The British government came under fire on Wednesday after it emerged that the Foreign and Commonwealth Office (FCO) is charging victims of forced marriages to return home to the UK after their rescue overseas.
According to the latest statistics from the UK's Forced Marriage Unit (FMU), India ranks fourth among countries where victims are taken to be forced into marriage after Pakistan, Bangladesh and Somalia. In 2017, 82 male and female victims of forced marriage supported by the FMU were from India.
A Freedom of Information (FOI) request by 'The Times' found that any such victims must cover the cost of their plane ticket, food and shelter on being assisted by the government unit. If they are over 18, they can take out emergency loans from the government.
Foreign Secretary Jeremy Hunt said he would "get to the bottom" of the issue to ensure his department was acting with "compassion and humanity".
“I have asked officials to give me some proper advice on the whole issue on the basis of seeing this story. But any interventions that I have had on these consular matters, I have always stressed to embassies and posts abroad that they need to use discretion," he said.
Laws making it illegal to force someone into marriage in England and Wales were introduced in 2014. Anyone found guilty of the crime can be jailed for up to seven years.
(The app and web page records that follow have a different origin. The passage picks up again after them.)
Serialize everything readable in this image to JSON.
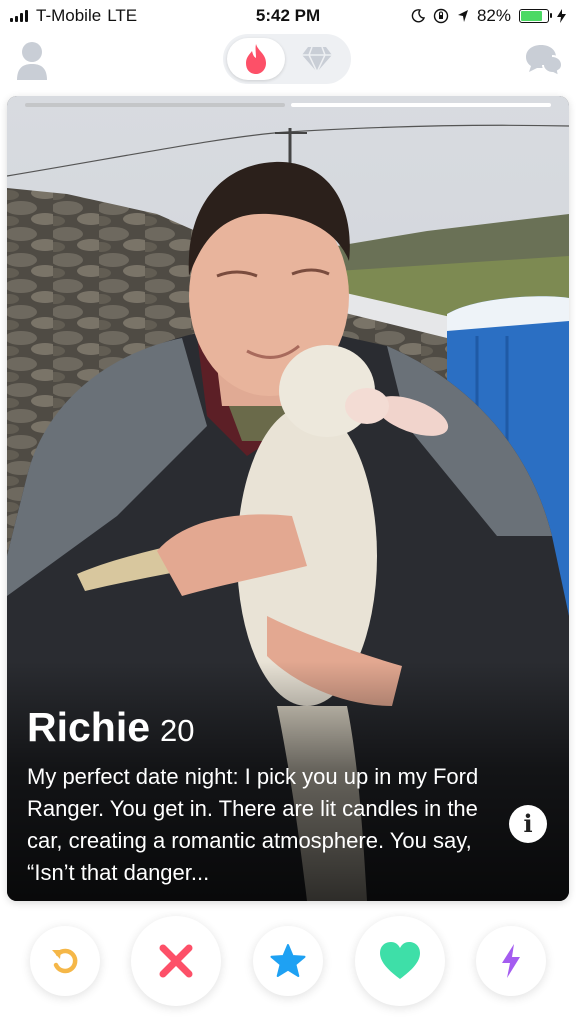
{
  "status_bar": {
    "carrier": "T-Mobile",
    "network": "LTE",
    "time": "5:42 PM",
    "battery_percent": "82%",
    "battery_level": 0.82
  },
  "nav": {
    "profile_icon": "person-icon",
    "active_tab_icon": "flame-icon",
    "inactive_tab_icon": "diamond-icon",
    "messages_icon": "chat-bubbles-icon"
  },
  "card": {
    "photo_count": 2,
    "active_photo_index": 2,
    "name": "Richie",
    "age": "20",
    "bio": "My perfect date night: I pick you up in my Ford Ranger. You get in. There are lit candles in the car, creating a romantic atmosphere. You say, “Isn’t that danger...",
    "info_icon_label": "i"
  },
  "actions": [
    {
      "name": "rewind",
      "icon": "rewind-icon",
      "color": "#f5b748"
    },
    {
      "name": "nope",
      "icon": "close-icon",
      "color": "#fd5068"
    },
    {
      "name": "super-like",
      "icon": "star-icon",
      "color": "#1ea1f3"
    },
    {
      "name": "like",
      "icon": "heart-icon",
      "color": "#3edfa8"
    },
    {
      "name": "boost",
      "icon": "lightning-icon",
      "color": "#a45cf0"
    }
  ],
  "colors": {
    "brand": "#fd5068",
    "inactive_icon": "#c9ced6"
  }
}
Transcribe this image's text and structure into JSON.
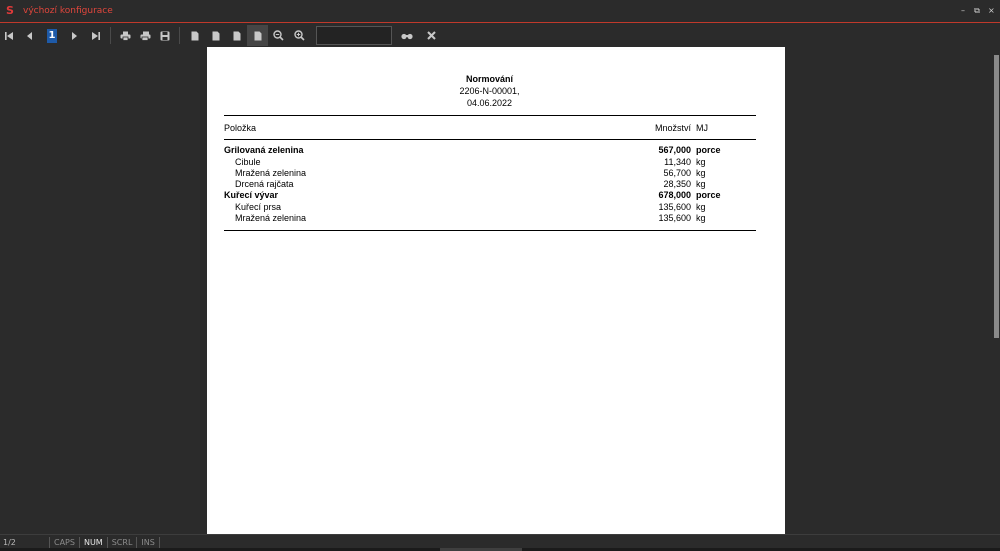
{
  "window": {
    "title": "výchozí konfigurace",
    "controls": {
      "minimize": "–",
      "restore": "⧉",
      "close": "×"
    }
  },
  "toolbar": {
    "current_page": "1",
    "search_value": "",
    "icons": [
      "first-page-icon",
      "prev-page-icon",
      "next-page-icon",
      "last-page-icon",
      "print-icon",
      "print-setup-icon",
      "save-icon",
      "page-view-icon",
      "page-width-icon",
      "two-page-icon",
      "multi-page-icon",
      "zoom-out-icon",
      "zoom-in-icon",
      "find-icon",
      "close-icon"
    ]
  },
  "report": {
    "title": "Normování",
    "number": "2206-N-00001,",
    "date": "04.06.2022",
    "columns": {
      "item": "Položka",
      "quantity": "Množství",
      "unit": "MJ"
    },
    "rows": [
      {
        "name": "Grilovaná zelenina",
        "qty": "567,000",
        "unit": "porce",
        "level": "parent"
      },
      {
        "name": "Cibule",
        "qty": "11,340",
        "unit": "kg",
        "level": "child"
      },
      {
        "name": "Mražená zelenina",
        "qty": "56,700",
        "unit": "kg",
        "level": "child"
      },
      {
        "name": "Drcená rajčata",
        "qty": "28,350",
        "unit": "kg",
        "level": "child"
      },
      {
        "name": "Kuřecí vývar",
        "qty": "678,000",
        "unit": "porce",
        "level": "parent"
      },
      {
        "name": "Kuřecí prsa",
        "qty": "135,600",
        "unit": "kg",
        "level": "child"
      },
      {
        "name": "Mražená zelenina",
        "qty": "135,600",
        "unit": "kg",
        "level": "child"
      }
    ]
  },
  "statusbar": {
    "page_position": "1/2",
    "caps": "CAPS",
    "num": "NUM",
    "scrl": "SCRL",
    "ins": "INS"
  },
  "colors": {
    "accent": "#e0463c",
    "background": "#2b2b2b",
    "page": "#ffffff",
    "selection": "#1e5aa8"
  }
}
There have so far been two cases of conviction under this law, including a Bangladeshi-origin couple who were jailed for a total of eight years for forcing their daughter into marriage with a first cousin and a British-Pakistani mother being jailed for forcing her daughter to marry a relative almost twice her age last year.
Official FMU data records the top three countries with the highest number of cases of British nationals being forced into a marriage against their will as Pakistan (439), Bangladesh (129) and Somalia (91), with India fourth. In 2017, the UK Foreign Office helped 27 victims of forced marriage return to the UK and 55 in 2016.
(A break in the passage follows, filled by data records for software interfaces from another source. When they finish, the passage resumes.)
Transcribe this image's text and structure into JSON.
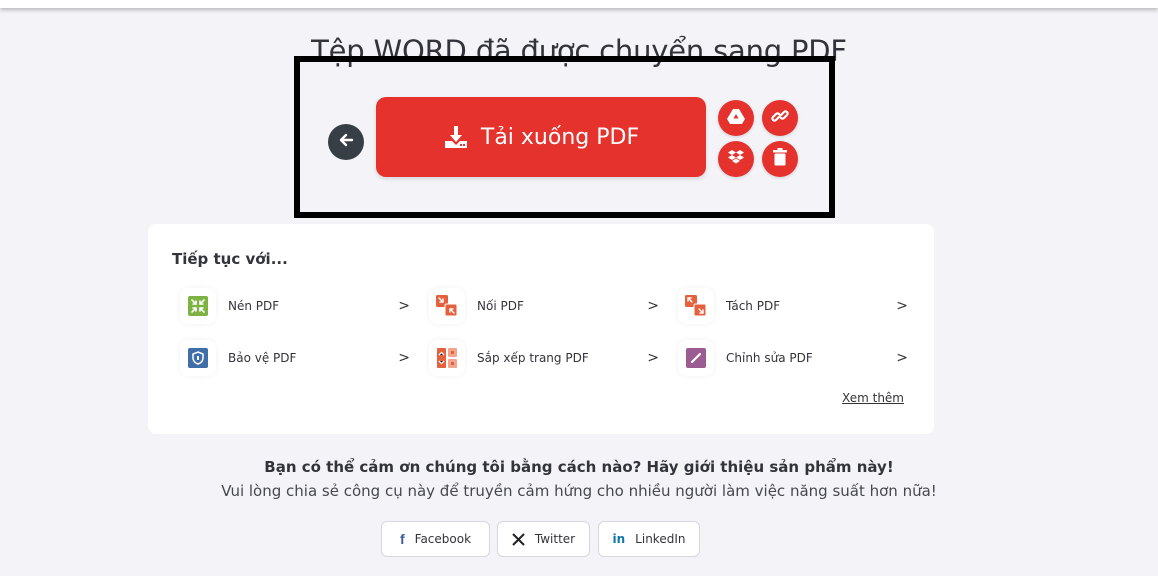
{
  "header": {
    "title": "Tệp WORD đã được chuyển sang PDF"
  },
  "actions": {
    "back_icon": "arrow-left-icon",
    "download_label": "Tải xuống PDF",
    "download_icon": "download-icon",
    "side_buttons": [
      {
        "name": "google-drive",
        "icon": "google-drive-icon"
      },
      {
        "name": "copy-link",
        "icon": "link-icon"
      },
      {
        "name": "dropbox",
        "icon": "dropbox-icon"
      },
      {
        "name": "delete",
        "icon": "trash-icon"
      }
    ],
    "accent_color": "#e5322d"
  },
  "continue": {
    "title": "Tiếp tục với...",
    "tools": [
      {
        "label": "Nén PDF",
        "icon": "compress-icon",
        "color": "#7cb342"
      },
      {
        "label": "Nối PDF",
        "icon": "merge-icon",
        "color": "#e5603d"
      },
      {
        "label": "Tách PDF",
        "icon": "split-icon",
        "color": "#e5603d"
      },
      {
        "label": "Bảo vệ PDF",
        "icon": "shield-icon",
        "color": "#3f6ea8"
      },
      {
        "label": "Sắp xếp trang PDF",
        "icon": "organize-icon",
        "color": "#e5603d"
      },
      {
        "label": "Chỉnh sửa PDF",
        "icon": "edit-icon",
        "color": "#9b5c91"
      }
    ],
    "chevron": ">",
    "more_label": "Xem thêm"
  },
  "share": {
    "heading": "Bạn có thể cảm ơn chúng tôi bằng cách nào? Hãy giới thiệu sản phẩm này!",
    "subtext": "Vui lòng chia sẻ công cụ này để truyền cảm hứng cho nhiều người làm việc năng suất hơn nữa!",
    "buttons": [
      {
        "label": "Facebook",
        "icon": "facebook-icon",
        "glyph": "f"
      },
      {
        "label": "Twitter",
        "icon": "x-icon",
        "glyph": "𝕏"
      },
      {
        "label": "LinkedIn",
        "icon": "linkedin-icon",
        "glyph": "in"
      }
    ]
  }
}
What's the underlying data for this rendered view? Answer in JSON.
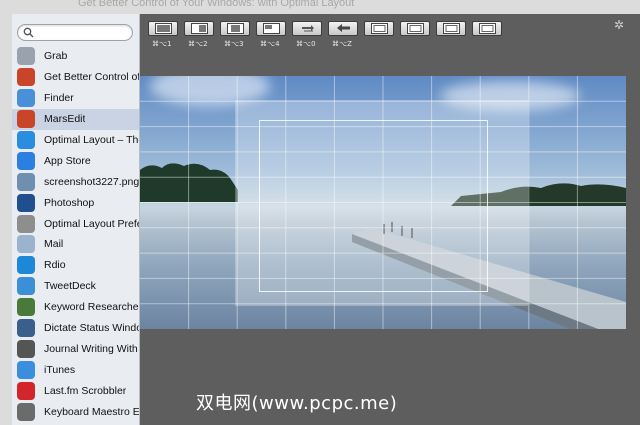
{
  "background_title": "Get Better Control of Your Windows: with Optimal Layout",
  "search": {
    "placeholder": ""
  },
  "apps": [
    {
      "label": "Grab",
      "icon": "grab-icon",
      "color": "#9aa3ad"
    },
    {
      "label": "Get Better Control of",
      "icon": "marsedit-icon",
      "color": "#c8452a"
    },
    {
      "label": "Finder",
      "icon": "finder-icon",
      "color": "#4a90d9"
    },
    {
      "label": "MarsEdit",
      "icon": "marsedit-icon",
      "color": "#c8452a",
      "selected": true
    },
    {
      "label": "Optimal Layout – The",
      "icon": "optimal-layout-icon",
      "color": "#2a8de0"
    },
    {
      "label": "App Store",
      "icon": "app-store-icon",
      "color": "#2a7fe0"
    },
    {
      "label": "screenshot3227.png",
      "icon": "preview-icon",
      "color": "#6f8fb0"
    },
    {
      "label": "Photoshop",
      "icon": "photoshop-icon",
      "color": "#1f4f8f"
    },
    {
      "label": "Optimal Layout Prefe",
      "icon": "layout-prefs-icon",
      "color": "#8e8e8e"
    },
    {
      "label": "Mail",
      "icon": "mail-icon",
      "color": "#9ab4cf"
    },
    {
      "label": "Rdio",
      "icon": "rdio-icon",
      "color": "#1e88d8"
    },
    {
      "label": "TweetDeck",
      "icon": "tweetdeck-icon",
      "color": "#3a8fd6"
    },
    {
      "label": "Keyword Researcher",
      "icon": "keyword-researcher-icon",
      "color": "#4a7a3a"
    },
    {
      "label": "Dictate Status Windo",
      "icon": "dictate-icon",
      "color": "#3a5f8a"
    },
    {
      "label": "Journal Writing With",
      "icon": "journal-icon",
      "color": "#555555"
    },
    {
      "label": "iTunes",
      "icon": "itunes-icon",
      "color": "#3b8ede"
    },
    {
      "label": "Last.fm Scrobbler",
      "icon": "lastfm-icon",
      "color": "#d3252a"
    },
    {
      "label": "Keyboard Maestro Ec",
      "icon": "keyboard-maestro-icon",
      "color": "#6b6b6b"
    }
  ],
  "toolbar": {
    "buttons": [
      {
        "name": "layout-full-button",
        "icon": "full-window-icon",
        "shortcut": "⌘⌥1"
      },
      {
        "name": "layout-right-half-button",
        "icon": "right-half-icon",
        "shortcut": "⌘⌥2"
      },
      {
        "name": "layout-center-button",
        "icon": "center-column-icon",
        "shortcut": "⌘⌥3"
      },
      {
        "name": "layout-top-left-button",
        "icon": "top-left-icon",
        "shortcut": "⌘⌥4"
      },
      {
        "name": "layout-swap-button",
        "icon": "swap-icon",
        "shortcut": "⌘⌥0"
      },
      {
        "name": "layout-undo-button",
        "icon": "undo-arrow-icon",
        "shortcut": "⌘⌥Z"
      },
      {
        "name": "layout-inset-1-button",
        "icon": "inset-window-icon",
        "shortcut": ""
      },
      {
        "name": "layout-inset-2-button",
        "icon": "inset-window-icon",
        "shortcut": ""
      },
      {
        "name": "layout-inset-3-button",
        "icon": "inset-window-icon",
        "shortcut": ""
      },
      {
        "name": "layout-inset-4-button",
        "icon": "inset-window-icon",
        "shortcut": ""
      }
    ]
  },
  "settings_icon": "gear-icon",
  "watermark": "双电网(www.pcpc.me)"
}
The FOI data revealed that in the past two years, the Foreign Office has lent 7,765 pounds to at least eight women and about 4,500 pounds is still outstanding.
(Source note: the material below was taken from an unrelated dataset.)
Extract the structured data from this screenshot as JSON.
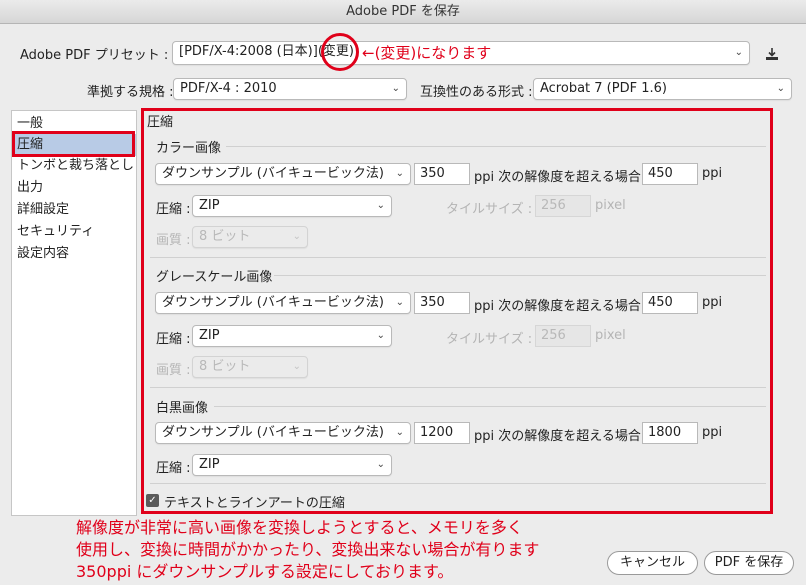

Yvette Cooper, chair of the UK Parliament's influential Home Affairs Select Committee, said, "Forced marriage is slavery. For the government to make victims pay for their freedom is immoral. Ministers need to put this right fast."
Tom Tugendhat, the chair of the Foreign Affairs Committee said that questions need to be raised on the revelations.
“We shouldn't be charging the most vulnerable for their own protection or dissuading them from asking for it," he said.
A Foreign Office spokesperson said as the emergency loans are accessed via public funds, the department has an obligation to recover the money in due course.
The spokesperson said, "When people contact us for help to return to the UK, we work with them to access their own funds, or help them contact friends, family or organisations that can cover the costs of returning to the UK. However, many of the victims who the Forced Marriage Unit help are vulnerable, and when offering any type of support their safety is our primary concern".
The FCO said that the Forced Marriage Unit – a joint FCO and Home Office unit – also provides funding for safe houses and NGOs overseas and in the UK to ensure victims of forced marriage can get to a place of safety as soon as possible.
"We do not charge British nationals for this service and work with organisations in the UK to support them on return," the spokesperson said.
In March 2017, the Foreign Office had announced it would amend its repatriation policy so that British nationals under the age of 18 who got into difficulty abroad would no longer have to reimburse the government the costs of their journey home.
The FMU was set up in 2012 to assist with rescues of victims held against their will overseas in extreme circumstances and since then it says it has provided support to between 1,200 and 1,400 cases per year.